After five long months, baseball is back. This year the first game took place, appropriately enough, on Easter. Both signal the end of winter, and symbolize the victory of life over death. The older I get, the more cognizant I am of death, and the more baseball matters to me. I get the feeling sometimes that those two things are connected. Baseball lasts from the time that the snows melt and the first green shoots poke out of the ground to the time that the leaves fall and the harvest has come in and the sun starts going down before supper's ready. It is my daily accompaniment during the months that life flourishes, and its return each April heralds better things.
Here are some links to things that have helped me get through this off season:
1979 All Star Game
Now that YouTube allows hours-long videos and MLB has welcomed rather than shunned it, there is an amazing number of whole vintage broadcasts online. I found out about this one via the twitter feed of Dan Epstein, author of two good books on 70s baseball. Unlike many full games from the time, this is not taped from a rebroadcast, and so is full of all of the original commercials, which are just as interesting as the game.

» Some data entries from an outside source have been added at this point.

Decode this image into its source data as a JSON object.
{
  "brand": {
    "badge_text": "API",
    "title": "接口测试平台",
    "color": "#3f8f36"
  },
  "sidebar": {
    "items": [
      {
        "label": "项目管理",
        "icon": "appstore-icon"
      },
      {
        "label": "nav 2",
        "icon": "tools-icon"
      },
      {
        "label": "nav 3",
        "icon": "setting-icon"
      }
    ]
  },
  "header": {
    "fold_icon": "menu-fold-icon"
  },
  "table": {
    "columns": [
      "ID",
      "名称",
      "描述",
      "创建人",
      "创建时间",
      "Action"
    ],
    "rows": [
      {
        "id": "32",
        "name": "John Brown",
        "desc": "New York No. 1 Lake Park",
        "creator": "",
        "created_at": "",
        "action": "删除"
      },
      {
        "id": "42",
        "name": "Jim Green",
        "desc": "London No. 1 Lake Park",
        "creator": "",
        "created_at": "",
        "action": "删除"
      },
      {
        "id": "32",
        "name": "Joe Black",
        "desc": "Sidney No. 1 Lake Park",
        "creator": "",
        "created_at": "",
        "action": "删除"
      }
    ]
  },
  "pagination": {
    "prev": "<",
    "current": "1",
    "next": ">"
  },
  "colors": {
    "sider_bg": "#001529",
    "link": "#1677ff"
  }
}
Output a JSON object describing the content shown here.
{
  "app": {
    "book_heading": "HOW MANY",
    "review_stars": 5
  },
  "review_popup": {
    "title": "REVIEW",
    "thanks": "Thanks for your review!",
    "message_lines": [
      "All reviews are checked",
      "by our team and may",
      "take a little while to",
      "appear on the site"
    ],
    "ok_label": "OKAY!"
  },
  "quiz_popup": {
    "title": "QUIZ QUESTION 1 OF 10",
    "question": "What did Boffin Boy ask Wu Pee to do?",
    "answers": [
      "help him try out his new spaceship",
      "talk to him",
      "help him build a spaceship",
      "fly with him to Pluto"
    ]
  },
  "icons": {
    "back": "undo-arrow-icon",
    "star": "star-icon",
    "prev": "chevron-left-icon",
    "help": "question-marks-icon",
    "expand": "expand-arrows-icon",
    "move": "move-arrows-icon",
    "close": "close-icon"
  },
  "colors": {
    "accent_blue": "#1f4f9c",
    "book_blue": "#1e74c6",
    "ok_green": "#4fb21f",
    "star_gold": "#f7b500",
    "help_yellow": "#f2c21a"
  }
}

"The Berenguer Boogie" Music Video
In the wake of the Bears' "Super Bowl Shuffle" in 1985, all kinds of jocks decided it was a good idea to cut godawful songs and music videos. My friend Justin, who happens to be a Twins fan, alerted me to one of the lesser known, "The Berenguer Boogie," featuring middle reliever Juan Berengeuer, aka Sen~or Smoke. He lets others do the rapping on this truly awful song, which prominently features a whistle, which while prominent in football and basketball, has no use in baseball. This is something that belongs in the "so bad it must be seen to be believed." (The music video by the 1986 Dodgers falls into this category, too.)
Game 3 of the 1986 NLCS
This comes from the classic nail-biter between the Mets and Astros. I love the broadcast because it has "man on the street" interviews with subway riders, play by play by Keith Jackson, and a hilarious imitation of Jackson by Astro Billy Hatcher before the game.
Sully Baseball Daily Podcast
Sully puts out a podcast every day, even during the off season. Although I like a lot of other baseball podcasts, their hosts lack Sully's engaging manner of speaking and his ability to blend fandom with analysis.
The great Stadium Page has a really cool section full of plans and renderings of stadiums that were never built. Evidently there was once talk of putting a baseball stadium in the Meadowlands complex for the Yankees, and of putting a roof on Shea Stadium.
Cardboard Gods Blog
Josh Wilker's book of the same day is a must-have for any thoughtful Gen X baseball fan. It's much more about life than it is about baseball cards, which are really just used as inspiration for digressions. The blog operates the same way, and it ought to be a much bigger deal than it is.